    if (idxSrc >= 0)
    {
        int idxSrc2 = description.Substring(idxSrc).IndexOf("src=\"");
        int idxSrc3 = description.Substring(idxSrc + idxSrc2 + 5).IndexOf("\"");
        if (idxSrc2 >= 0 && idxSrc3 >= 0)
        {
            string src = description.Substring(idxSrc + idxSrc2 + 5, idxSrc3);
            Uri uri = new Uri(src, UriKind.RelativeOrAbsolute);
            if (uri.IsAbsoluteUri) return uri.AbsoluteUri;
            Uri page = new Uri(feedlink, UriKind.Absolute);
            return new UriBuilder(page.Scheme, page.Host, page.Port, src).Uri.AbsoluteUri;
        }
    }
    return null;
}

In our feed entries loop, we can now simply construct a graphic, set a few attributes that we will use for binding the look for the symbol (ie title and image) and add it to our graphics layer. The symbol I use here is the same as used for the flickr application mentioned above.

ESRI.ArcGIS.Graphic g = new ESRI.ArcGIS.Graphic()
{
    Geometry = point,
    Symbol = myFeedSymbol
};
g.Attributes.Add("Title", title);
g.Attributes.Add("ImageURI", src);
g.Attributes.Add("WebURI", link);
myGraphicsLayer.Graphics.Add(g);
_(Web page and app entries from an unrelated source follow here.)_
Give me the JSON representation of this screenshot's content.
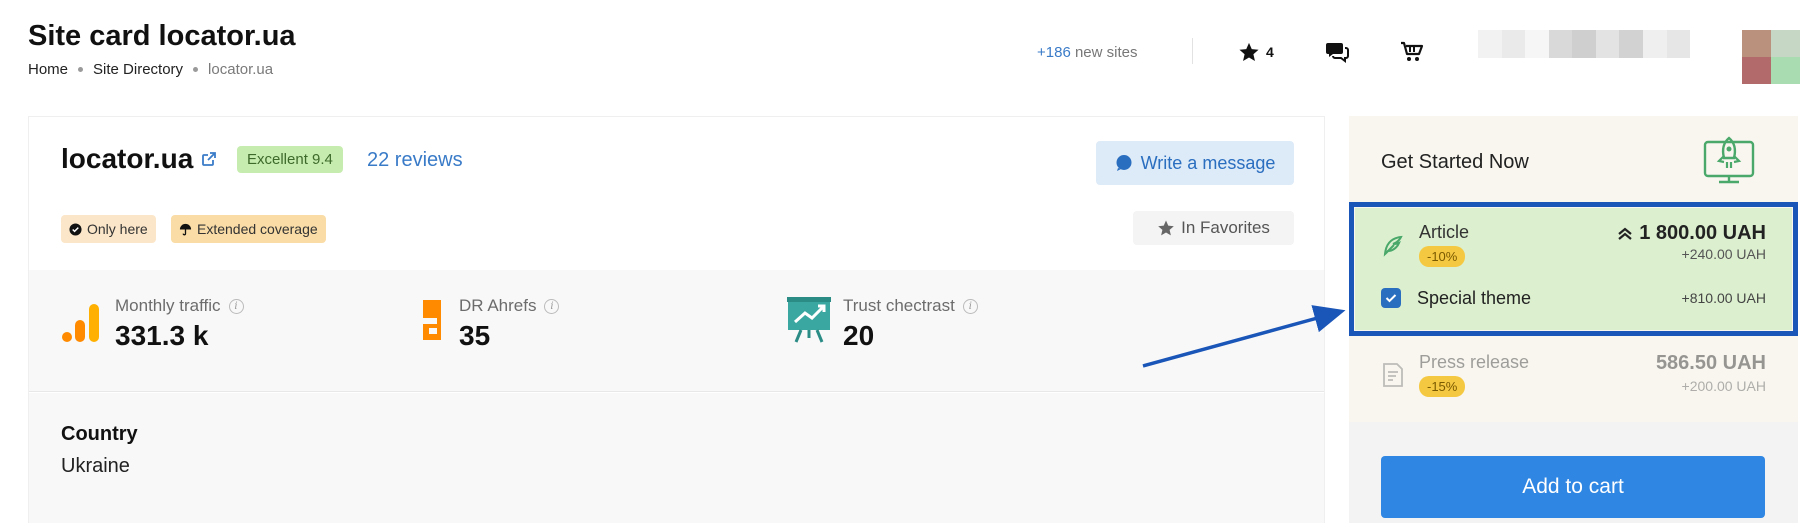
{
  "header": {
    "title": "Site card locator.ua",
    "breadcrumb": {
      "home": "Home",
      "directory": "Site Directory",
      "current": "locator.ua"
    },
    "new_sites_count": "+186",
    "new_sites_label": "new sites",
    "favorites_count": "4"
  },
  "site": {
    "name": "locator.ua",
    "rating": "Excellent 9.4",
    "reviews": "22 reviews",
    "write_message": "Write a message",
    "tags": {
      "only_here": "Only here",
      "extended": "Extended coverage"
    },
    "favorites_button": "In Favorites",
    "metrics": {
      "traffic_label": "Monthly traffic",
      "traffic_value": "331.3 k",
      "dr_label": "DR Ahrefs",
      "dr_value": "35",
      "trust_label": "Trust chectrast",
      "trust_value": "20"
    },
    "country_label": "Country",
    "country_value": "Ukraine"
  },
  "sidebar": {
    "title": "Get Started Now",
    "article": {
      "name": "Article",
      "discount": "-10%",
      "price": "1 800.00 UAH",
      "sub_price": "+240.00 UAH",
      "special_label": "Special theme",
      "special_price": "+810.00 UAH",
      "special_checked": true
    },
    "press": {
      "name": "Press release",
      "discount": "-15%",
      "price": "586.50 UAH",
      "sub_price": "+200.00 UAH"
    },
    "add_to_cart": "Add to cart"
  },
  "colors": {
    "accent": "#2f86e3",
    "link": "#3a7bc8",
    "highlight_border": "#1a55b8",
    "offer_bg": "#dcf0cf",
    "orange": "#ff8a00",
    "teal": "#3aa7a0"
  },
  "icons": [
    "external-link-icon",
    "star-icon",
    "chat-icon",
    "cart-icon",
    "feather-icon",
    "document-icon",
    "rocket-icon",
    "bars-icon",
    "ahrefs-icon",
    "trust-icon"
  ]
}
You can view the blog map in action here: http://socaldaily.sharpgis.net/page/Photo-map.aspx

Note that there are several ways to geocode blogposts, and this approach only deals with the simplest version.